The Rental Movie Review
The Rental Movie Review Metadata
Idyllic vacation rentals are the closest some of us will ever come to pretending we’re super-rich and live in wildly exotic places, so when a taut thriller like The Rental (2020) comes along, you’re torn between sending that deposit and spending a quiet weekend in your basement with tin foil over the windows.
Celebrating a business deal, best friends Mina (Sheila Vand) and Charlie (Dan Stevens) grab their significant others (her boyfriend, Josh [Jeremy Allen White], and his wife Michelle [Alison Brie]) and dash off to the coast for surf, hikes and hot tubs. This is supposed to be a few days of blowing off steam and forgetting the world exists, but previous tensions rear their ugly heads, and new complications break the surface.
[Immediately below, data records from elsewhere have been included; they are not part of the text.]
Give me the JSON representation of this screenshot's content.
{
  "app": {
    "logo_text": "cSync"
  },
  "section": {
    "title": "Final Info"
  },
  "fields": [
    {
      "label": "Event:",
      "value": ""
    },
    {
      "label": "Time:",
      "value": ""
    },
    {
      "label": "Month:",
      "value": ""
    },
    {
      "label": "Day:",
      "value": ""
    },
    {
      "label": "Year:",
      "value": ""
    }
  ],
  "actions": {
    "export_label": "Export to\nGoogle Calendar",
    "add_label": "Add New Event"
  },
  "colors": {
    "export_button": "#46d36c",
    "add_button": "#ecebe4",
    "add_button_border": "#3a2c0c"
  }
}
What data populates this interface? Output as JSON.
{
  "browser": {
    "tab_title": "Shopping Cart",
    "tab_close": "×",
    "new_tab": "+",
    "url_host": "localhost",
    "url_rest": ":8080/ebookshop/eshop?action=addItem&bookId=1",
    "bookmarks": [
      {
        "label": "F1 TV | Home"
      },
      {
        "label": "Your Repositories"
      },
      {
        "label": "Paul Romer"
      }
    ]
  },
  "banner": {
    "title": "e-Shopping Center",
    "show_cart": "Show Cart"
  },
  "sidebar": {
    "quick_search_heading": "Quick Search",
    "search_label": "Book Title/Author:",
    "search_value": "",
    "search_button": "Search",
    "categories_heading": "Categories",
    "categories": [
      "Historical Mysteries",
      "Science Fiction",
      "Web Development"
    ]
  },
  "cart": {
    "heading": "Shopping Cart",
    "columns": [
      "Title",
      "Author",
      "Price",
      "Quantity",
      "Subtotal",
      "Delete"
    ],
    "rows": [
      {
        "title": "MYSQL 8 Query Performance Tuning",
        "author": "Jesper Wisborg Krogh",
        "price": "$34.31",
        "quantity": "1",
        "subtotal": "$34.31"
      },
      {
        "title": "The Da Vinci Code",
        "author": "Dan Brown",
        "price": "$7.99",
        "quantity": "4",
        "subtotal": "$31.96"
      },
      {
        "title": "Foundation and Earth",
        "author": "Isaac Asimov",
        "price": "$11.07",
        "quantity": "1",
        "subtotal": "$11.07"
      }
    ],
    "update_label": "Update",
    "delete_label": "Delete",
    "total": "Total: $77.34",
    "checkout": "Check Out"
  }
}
The Rental begins with crossed boundaries and then the discovery of hidden cameras, and before anyone can say, “maybe we could talk like adults about this,” not only is the situation spiraling out of control but nothing is what it appears and there’s no way out.
Look – I can’t say much more than this because The Rental hinges on discovering what exactly is wrong with this wonderful piece of property, and the underlying dread that absolutely nothing can be done about it. It’s less about the slasher angle than about how our guilt and insecurities are our own worst enemies and, in the end, we create our own nightmares.
Clear as mud?
I really enjoyed The Rental and for Dave Franco’s directorial debut, I don’t think he could have hit it harder out of the park. For a film that on the surface seems short on plot, the acting is what hammers it home as each character brings their own baggage on vacation. Mina centers all slights on her culture, Josh is a felon who can’t get out of his own way, Charlie has a little philandering in his recent past, and Michelle – well, I think Michelle knows There’s something going on and is just riding the good times until she gets dumped on the side of the road. Even Taylor, (Toby Huss) who could have just left his role as Creepy Handyman as a walk-on, is handled with more weight than is usually given to an ensemble thriller. You remember Taylor for everything unsavory he represents, and for his brief screen time, he creates a visceral imprint.
Right up to the last 30 minutes this really is your run of the mill secrets-turned-killer-thriller, but when it switches gears to horror, it’s a relentless slide to the finish.
The Rental (2020) is rated R for swears, sexy times, drug uses, people getting beat in the face, missing dogs, people getting stabbed, people getting bludgeoned, and the last 3 minutes which frankly have made me never wants to leave the house again.
The Rental is streaming exclusively on Amazon Prime and showing in selected drive-ins.